Wednesday, May 9, 2012

Two Convenient Japanese Phrases

(posted; Etymology page) 
We have really useful two phrases in Japanese; 
One 宜しくお願いします。Yoroshiku onegai shimasu ",   The other " 頑張って。 ganbatte", both of which we always have trouble to translate into English.  I wonder if I can send the concepts of them to you correctly,

*Yoroshiku onegai shimasu………This phrase is kind of a all-rounder in  many situations.  Main concept of this phrase is asking favors to others. Culturally,  politeness and modesty is our virtue. So, these English phrases might be close.
I beg your kindness.  I thank you for your kindness.  I thank you for your hard work in advance.  (To someone 'whoever they are' going to do some job for you; doctor. gardener. painter. carpenter...) You are asking good job from them euphemistically, in a generous way in advance.
I beg your kindness for my children. (to your children's teacher)     Send my regards to ~. (sending regards can be also said "yoroshiku" in Japanese)

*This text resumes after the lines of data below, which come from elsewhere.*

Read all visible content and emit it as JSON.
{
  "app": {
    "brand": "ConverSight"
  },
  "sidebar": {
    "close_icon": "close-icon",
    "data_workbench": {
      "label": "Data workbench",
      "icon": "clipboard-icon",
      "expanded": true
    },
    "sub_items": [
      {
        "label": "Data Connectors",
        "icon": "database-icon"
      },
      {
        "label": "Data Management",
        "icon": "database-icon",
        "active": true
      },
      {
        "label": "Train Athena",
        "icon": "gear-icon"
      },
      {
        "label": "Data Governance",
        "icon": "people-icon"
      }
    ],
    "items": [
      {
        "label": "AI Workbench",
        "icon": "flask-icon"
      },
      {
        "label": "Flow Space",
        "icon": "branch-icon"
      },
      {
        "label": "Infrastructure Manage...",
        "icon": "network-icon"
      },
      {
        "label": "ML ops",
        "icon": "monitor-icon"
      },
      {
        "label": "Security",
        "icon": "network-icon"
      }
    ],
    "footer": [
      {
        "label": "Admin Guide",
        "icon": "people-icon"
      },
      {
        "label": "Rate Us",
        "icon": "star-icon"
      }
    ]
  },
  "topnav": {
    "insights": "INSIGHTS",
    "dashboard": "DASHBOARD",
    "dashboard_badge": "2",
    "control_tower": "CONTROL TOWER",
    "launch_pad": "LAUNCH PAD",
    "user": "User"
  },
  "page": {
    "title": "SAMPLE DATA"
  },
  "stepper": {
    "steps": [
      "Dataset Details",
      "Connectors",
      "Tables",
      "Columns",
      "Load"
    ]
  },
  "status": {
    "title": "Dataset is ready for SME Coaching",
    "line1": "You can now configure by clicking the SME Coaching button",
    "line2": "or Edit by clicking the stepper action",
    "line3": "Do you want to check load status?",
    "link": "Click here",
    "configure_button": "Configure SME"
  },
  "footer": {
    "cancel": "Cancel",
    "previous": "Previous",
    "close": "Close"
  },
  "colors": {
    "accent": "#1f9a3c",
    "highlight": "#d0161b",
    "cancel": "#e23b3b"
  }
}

*Ganbatte………This is the phrase we use to back up people or cheer them up for whatever the situation of hardship they are in. 
Keep your chin up.  Go for it!   Hang in there!  Keep it up!
I know these phrases are used in some different situations, but this phrase can be used for all of them.

I'd appreciate it if you tell me somewhere you think it not correct here. Or, I am really glad if teach me some English phrase that you think it useful if non-English speaker to learn. Thank you very much from bottom of my heart for reading(^^;)

11 comments:

Liz said...

Thank you for teaching us some Japanese phrases - I wonder if I will ever get to try them out. Sometimes we have visitors from all over the world who arrive on cruise ships in Greenock - I will write the phrases down and keep them in case I need them. If you ever want to know any Scottish phrases, just let me know!
Liz @ Shortbread & Ginger

Shelly said...

My dear friend Miyako, I would love to sit in on your class sometime where you can teach me some Japanese. I'm afraid my brain is already too hopelessly old to learn it, but I think it is a most exquisite sounding language and you are a wonderful and talented teacher. I learn from you! Thank you!

maddyrose said...

I love trying to learn other languages but fear I am getting too old for things to find a place to stay in this head of mine. When I was in school I studied several languages but once away from school and with nobody to practice with I started loosing what I had learned. I have always thought it would be wonderful to speak dozens of languages and am impressed by people who can speak more than one. I hope you are having a wonderful week. Love from your bs, Maddy

Tamago said...

Hi Miyako san. Excellent translation and explanation for these words! I often find it difficult to translate 'Yoroshiku onegai shimasu' into English. It is such a convenient phrase but since it is used in many situations, we have to translate differently according to the situation. Learning different languages is hard but very interesting :-)

Thisisme. said...

Dear Miyako, Oh, you have explained those phrases so well to us my dear friend. Your English really is so good - I already knew of the word 'ganbatte' from what you told me when my hubby was building the greehouse. Hee Hee! Lovely post, and, again, I have to say that your blog just looks so pretty.

Belle said...

You have made no English mistakes, Miyako. To thank someone before they do something for you doesn't have a phrase in our language as far as I know.

To praise someone or cheer them up - I would say 'being supportive' is the best phrase for that. Have a lovely day, dear friend.

Mariette VandenMunckhof-Vedder said...

Dearest Miyako,

As a non-English born person I'm for sure not the one to correct you on that. I only can admire you for the ability to interweave two such different cultures and languages together. You said it so well, culturally politeness and modesty is your virtue as a people.
Often I had to explain that certain situations where Americans were not very polite, that the Japanese will always smile and be polite. The Americans assumed that they were correct and even funny all the time... Which they were NOT!
But it is hard for those that don't know different cultures. Not only the words you speak, but the cultural feeling is laid into a language...
Love to you dear friend,

Mariette

Mina said...

Sweet Miyako, your translations are perfection! I am so impressed with you and your language skills. Thank you so much for sharing the beauty and kindness of your Japanese culture. I learn so much from you, my precious friend.

africanaussie said...

I like the idea of thanking someone in advance for what they are about to do! I am not sure I would be pronouncing the words correctly though.

Michiko Johnson said...

Dearest Miyako san,
It was all ways happy for reading about from you..
All things wish for happy and some all times with too used for in some different situations.
Miyako san,
I think is so beautiful our words are thinking for Japanese language.
You are doing very well with Home Page.
Please take care for you ....
Michiko




Michiko

Jo-Anne's Rambling said...

Thank you for this I find other languages to be fasanating I wish I could speak another language....